Why Are Scrap Prices Changing?

Why Are Scrap Prices Changing? If you find yourself asking any of these questions, we have some information on why it’s not easy to predict scrap prices or there is a reason why they’re changing.

Scrap Prices. It is probably the number one issue in the scrap metal industry. Most of the questions the Implementation Team receives via email and social media are usually about where the scrap metal market is heading and where the prices are. That’s one of the reasons we have our Series of Weekly Scrap Price Reports where we talk each week about current prices, markets, where prices are and what to expect going forward. While keeping you up to date with what’s going on in the scrap market, we explain why scrap prices change.

Why Are Scrap Prices Changing?

There are several factors that determine how scrap prices are determined. These factors determine how often or less often these prices will change. Below are some reasons why scrap prices change Why Are Scrap Prices Changing?.

Worldwide Reasons for Changing Scrap Prices

Market Demand – Like anything in the world, prices can go up if there is a higher demand for metals for projects. Projects such as infrastructure improvements, construction, product manufacturing, or other products that require metal may be accelerating efforts. The metal types demanded can be completely different depending on the industry. For this reason, sometimes scrap prices rise, while copper prices fall on the same line.

Example: If there is demand for more cars to produce recycled steel and aluminum, it may cause scrap prices to rise slightly as these industries need the material.

Stock Stack Levels Are Varying – Countries like China and India are often the hubs for recycled metals in the world. If there are too many metal stocks in these countries, they may not want to continue buying, so prices may drop. Or, on the other hand, if countries realize they have too little scrap metal, they may be willing to pay more to bring it home and prices may rise.

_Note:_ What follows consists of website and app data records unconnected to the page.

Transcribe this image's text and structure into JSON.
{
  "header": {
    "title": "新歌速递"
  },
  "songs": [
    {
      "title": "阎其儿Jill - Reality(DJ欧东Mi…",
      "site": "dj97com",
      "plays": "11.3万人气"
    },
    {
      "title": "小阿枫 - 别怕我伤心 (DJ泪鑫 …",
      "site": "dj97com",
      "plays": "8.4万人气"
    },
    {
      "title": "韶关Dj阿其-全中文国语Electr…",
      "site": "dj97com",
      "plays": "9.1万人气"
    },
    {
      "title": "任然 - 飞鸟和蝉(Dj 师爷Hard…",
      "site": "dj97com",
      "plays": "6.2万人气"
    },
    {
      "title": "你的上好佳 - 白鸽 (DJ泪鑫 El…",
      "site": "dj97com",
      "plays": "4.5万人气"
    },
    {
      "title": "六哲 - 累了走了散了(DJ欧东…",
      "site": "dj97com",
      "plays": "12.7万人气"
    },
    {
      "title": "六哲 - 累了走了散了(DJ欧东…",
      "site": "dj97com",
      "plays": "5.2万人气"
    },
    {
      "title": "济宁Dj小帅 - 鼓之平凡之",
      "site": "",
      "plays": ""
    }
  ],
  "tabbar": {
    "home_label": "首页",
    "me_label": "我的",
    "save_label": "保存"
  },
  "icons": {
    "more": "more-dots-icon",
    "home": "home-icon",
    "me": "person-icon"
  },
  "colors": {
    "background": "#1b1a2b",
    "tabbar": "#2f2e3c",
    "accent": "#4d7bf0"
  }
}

Example: After the 2008 Recession, the scrap metal market fell. Some countries had a lot of scrap stock but no one was using it, so it just stood there wasting space. This has caused international countries to lower prices significantly, as there is much less demand for scrap metal.

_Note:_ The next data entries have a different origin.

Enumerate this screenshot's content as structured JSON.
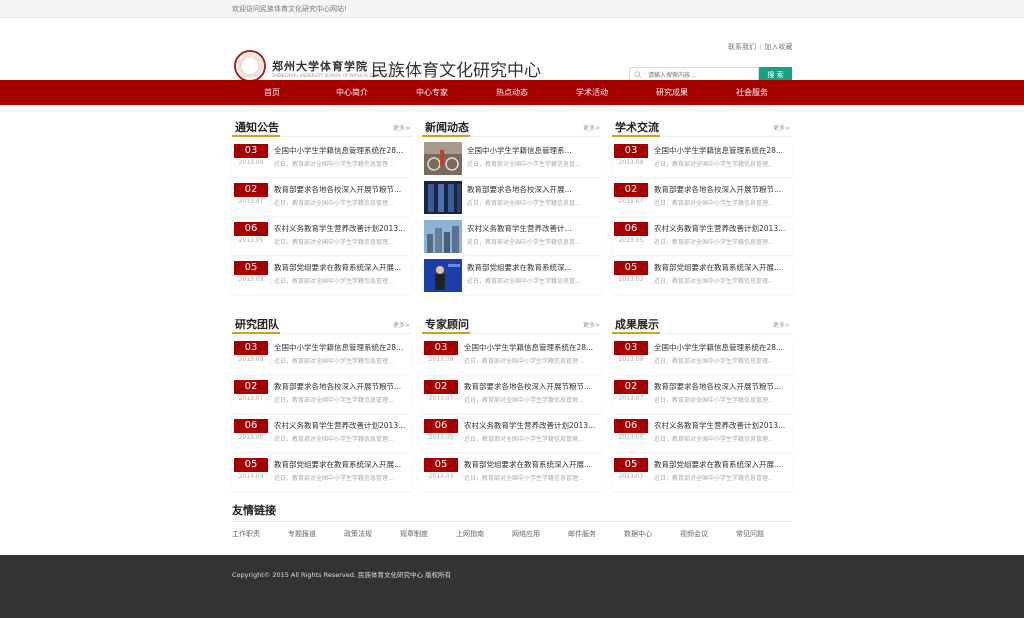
{
  "topbar": {
    "welcome": "欢迎访问民族体育文化研究中心网站!"
  },
  "header": {
    "logo_calligraphy": "郑州大学体育学院",
    "logo_sub": "ZHENGZHOU UNIVERSITY SCHOOL OF PHYSICAL EDUCATION",
    "site_title": "民族体育文化研究中心",
    "contact": "联系我们",
    "favorite": "加入收藏",
    "search_placeholder": "请输入搜索内容...",
    "search_button": "搜 索"
  },
  "nav": [
    "首页",
    "中心简介",
    "中心专家",
    "热点动态",
    "学术活动",
    "研究成果",
    "社会服务"
  ],
  "more_label": "更多>",
  "sections": [
    {
      "title": "通知公告",
      "items": [
        {
          "day": "03",
          "ym": "2013.09",
          "title": "全国中小学生学籍信息管理系统在28...",
          "desc": "近日，教育部对全国中小学生学籍信息管理..."
        },
        {
          "day": "02",
          "ym": "2013.07",
          "title": "教育部要求各地各校深入开展节粮节...",
          "desc": "近日，教育部对全国中小学生学籍信息管理..."
        },
        {
          "day": "06",
          "ym": "2013.05",
          "title": "农村义务教育学生营养改善计划2013...",
          "desc": "近日，教育部对全国中小学生学籍信息管理..."
        },
        {
          "day": "05",
          "ym": "2013.03",
          "title": "教育部党组要求在教育系统深入开展...",
          "desc": "近日，教育部对全国中小学生学籍信息管理..."
        }
      ]
    },
    {
      "title": "新闻动态",
      "items": [
        {
          "thumb": "bikes",
          "title": "全国中小学生学籍信息管理系...",
          "desc": "近日，教育部对全国中小学生学籍信息管..."
        },
        {
          "thumb": "servers",
          "title": "教育部要求各地各校深入开展...",
          "desc": "近日，教育部对全国中小学生学籍信息管..."
        },
        {
          "thumb": "city",
          "title": "农村义务教育学生营养改善计...",
          "desc": "近日，教育部对全国中小学生学籍信息管..."
        },
        {
          "thumb": "speaker",
          "title": "教育部党组要求在教育系统深...",
          "desc": "近日，教育部对全国中小学生学籍信息管..."
        }
      ]
    },
    {
      "title": "学术交流",
      "items": [
        {
          "day": "03",
          "ym": "2013.09",
          "title": "全国中小学生学籍信息管理系统在28...",
          "desc": "近日，教育部对全国中小学生学籍信息管理..."
        },
        {
          "day": "02",
          "ym": "2013.07",
          "title": "教育部要求各地各校深入开展节粮节...",
          "desc": "近日，教育部对全国中小学生学籍信息管理..."
        },
        {
          "day": "06",
          "ym": "2013.05",
          "title": "农村义务教育学生营养改善计划2013...",
          "desc": "近日，教育部对全国中小学生学籍信息管理..."
        },
        {
          "day": "05",
          "ym": "2013.03",
          "title": "教育部党组要求在教育系统深入开展...",
          "desc": "近日，教育部对全国中小学生学籍信息管理..."
        }
      ]
    },
    {
      "title": "研究团队",
      "items": [
        {
          "day": "03",
          "ym": "2013.09",
          "title": "全国中小学生学籍信息管理系统在28...",
          "desc": "近日，教育部对全国中小学生学籍信息管理..."
        },
        {
          "day": "02",
          "ym": "2013.07",
          "title": "教育部要求各地各校深入开展节粮节...",
          "desc": "近日，教育部对全国中小学生学籍信息管理..."
        },
        {
          "day": "06",
          "ym": "2013.05",
          "title": "农村义务教育学生营养改善计划2013...",
          "desc": "近日，教育部对全国中小学生学籍信息管理..."
        },
        {
          "day": "05",
          "ym": "2013.03",
          "title": "教育部党组要求在教育系统深入开展...",
          "desc": "近日，教育部对全国中小学生学籍信息管理..."
        }
      ]
    },
    {
      "title": "专家顾问",
      "items": [
        {
          "day": "03",
          "ym": "2013.09",
          "title": "全国中小学生学籍信息管理系统在28...",
          "desc": "近日，教育部对全国中小学生学籍信息管理..."
        },
        {
          "day": "02",
          "ym": "2013.07",
          "title": "教育部要求各地各校深入开展节粮节...",
          "desc": "近日，教育部对全国中小学生学籍信息管理..."
        },
        {
          "day": "06",
          "ym": "2013.05",
          "title": "农村义务教育学生营养改善计划2013...",
          "desc": "近日，教育部对全国中小学生学籍信息管理..."
        },
        {
          "day": "05",
          "ym": "2013.03",
          "title": "教育部党组要求在教育系统深入开展...",
          "desc": "近日，教育部对全国中小学生学籍信息管理..."
        }
      ]
    },
    {
      "title": "成果展示",
      "items": [
        {
          "day": "03",
          "ym": "2013.09",
          "title": "全国中小学生学籍信息管理系统在28...",
          "desc": "近日，教育部对全国中小学生学籍信息管理..."
        },
        {
          "day": "02",
          "ym": "2013.07",
          "title": "教育部要求各地各校深入开展节粮节...",
          "desc": "近日，教育部对全国中小学生学籍信息管理..."
        },
        {
          "day": "06",
          "ym": "2013.05",
          "title": "农村义务教育学生营养改善计划2013...",
          "desc": "近日，教育部对全国中小学生学籍信息管理..."
        },
        {
          "day": "05",
          "ym": "2013.03",
          "title": "教育部党组要求在教育系统深入开展...",
          "desc": "近日，教育部对全国中小学生学籍信息管理..."
        }
      ]
    }
  ],
  "links": {
    "title": "友情链接",
    "items": [
      "工作职责",
      "专题报道",
      "政策法规",
      "规章制度",
      "上网指南",
      "网络应用",
      "邮件服务",
      "数据中心",
      "视频会议",
      "常见问题"
    ]
  },
  "footer": {
    "copyright": "Copyright© 2015 All Rights Reserved. 民族体育文化研究中心 版权所有"
  },
  "colors": {
    "brand_red": "#a50000",
    "search_green": "#16a085",
    "accent_gold": "#d4a017",
    "footer_bg": "#333333"
  }
}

Market Requirements May Change – Some countries that purchase most of the world’s scrap may change the way they purchase or classify materials. Sometimes the way certain metals are processed overseas is slightly different than in North America. Larger markets that purchase most of the world’s steel, copper or aluminum may change the way they separate or classify materials. This change may shock the market and cause scrap prices to change.

Example: In late 2017, China decided they didn’t want to continue collecting “the world’s garbage.” Therefore, they began to refuse to buy scrap copper wires and cables, which did not bring good returns. So wires like Romex and normal insulated wires were no longer imported and bought in China. This change caused scrap wire prices to fall because it was more difficult to dispose of material globally.

Local Reasons for Changing Scrap Prices

Shipping Costs Varies – Scrap prices can vary locally, for example due to oil or fuel prices. Scrap yards have to transport scrap metal to larger sites or ports. Because it costs more to get a truck on the road, yardage prices can go down. This will enable them to make a difference with the materials they purchase.
Competitors – Scrap metal recycling is a competitive industry. There are more junkyards competing with each other in the busier metro areas. So, as in any industry, the presence of competitors can change prices depending on how they buy the scrap. If scrap yards are fighting for customers in an area, this may cause some to raise prices more than their competitors.

What You Can Do to Track Scrap Prices

Similar to the stock market, the scrap metal market is constantly changing due to many external factors. In general, there is no single reason for scrap price changes to change. To keep track of where scrap prices are going, the best option is to follow our weekly reports on Facebook, where you can ask questions live. Another option is to check the current scrap prices and locally reported metal prices. Also, sign up for our emails with weekly reports and news on the scrap metal market.